I’ve visited some of the poorest places in the world, and all I saw were smiles. No bitching about only having an iPhone 7, no stress when the letter from HMRC falls through the letterbox, no hours wasted lying in bed pondering about how that couple down the road could afford that Range Rover Sport when he’s on long-term sick and she works in ASDA (I’ll give you a hint: shitloads of debt…or drug money)
Would the poor swap places with the rich? Of course they would. I’d bloody jump into Jeff Bezos’ bed if he pulled back the duvet, patted the mattress and gave me a wink.
But we can’t expect more money to make our problems, our fears, our insecurities and worries go away.
It just gives us different kinds of problems.
Burning A Hole In Your Pocket
Now, if I start to worry about money, or get jealous about how much another person has, I remind myself that I am rich.
‘Rich’ doesn’t have to mean numbers in a bank account. True wealth means love, happiness, contentment, gratitude and making a positive difference in the world.
And if that doesn’t float your boat (or superyacht), then remind yourself that although you may not be in the 1%, the fact you are reading this means you are in the 20%, and that literally billions of people around the around are praying to have your money problems.
So I always think of money like an ex-partner:
Whilst it’s always good to have a decent relationship with it, it’s certainly not worth abandoning everything you hold dear in order to pursue it.
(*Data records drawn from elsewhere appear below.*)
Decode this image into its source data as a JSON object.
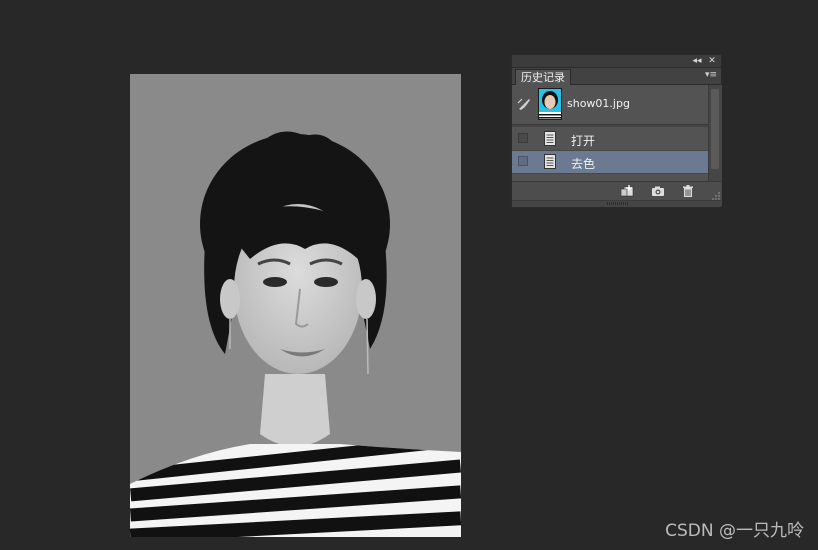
{
  "panel": {
    "collapse_glyph": "◂◂",
    "close_glyph": "✕",
    "tab_label": "历史记录",
    "menu_glyph": "▾≡",
    "snapshot": {
      "label": "show01.jpg",
      "icon": "history-brush-icon",
      "thumbnail_bg": "#28c2e8"
    },
    "states": [
      {
        "label": "打开",
        "selected": false,
        "icon": "document-state-icon"
      },
      {
        "label": "去色",
        "selected": true,
        "icon": "document-state-icon"
      }
    ],
    "bottom_buttons": [
      {
        "name": "new-document-from-state-icon"
      },
      {
        "name": "camera-snapshot-icon"
      },
      {
        "name": "trash-icon"
      }
    ],
    "selected_color": "#6b7a91"
  },
  "watermark": "CSDN @一只九呤"
}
And if you let it take it control of your life, it won’t just be your pockets that get burned.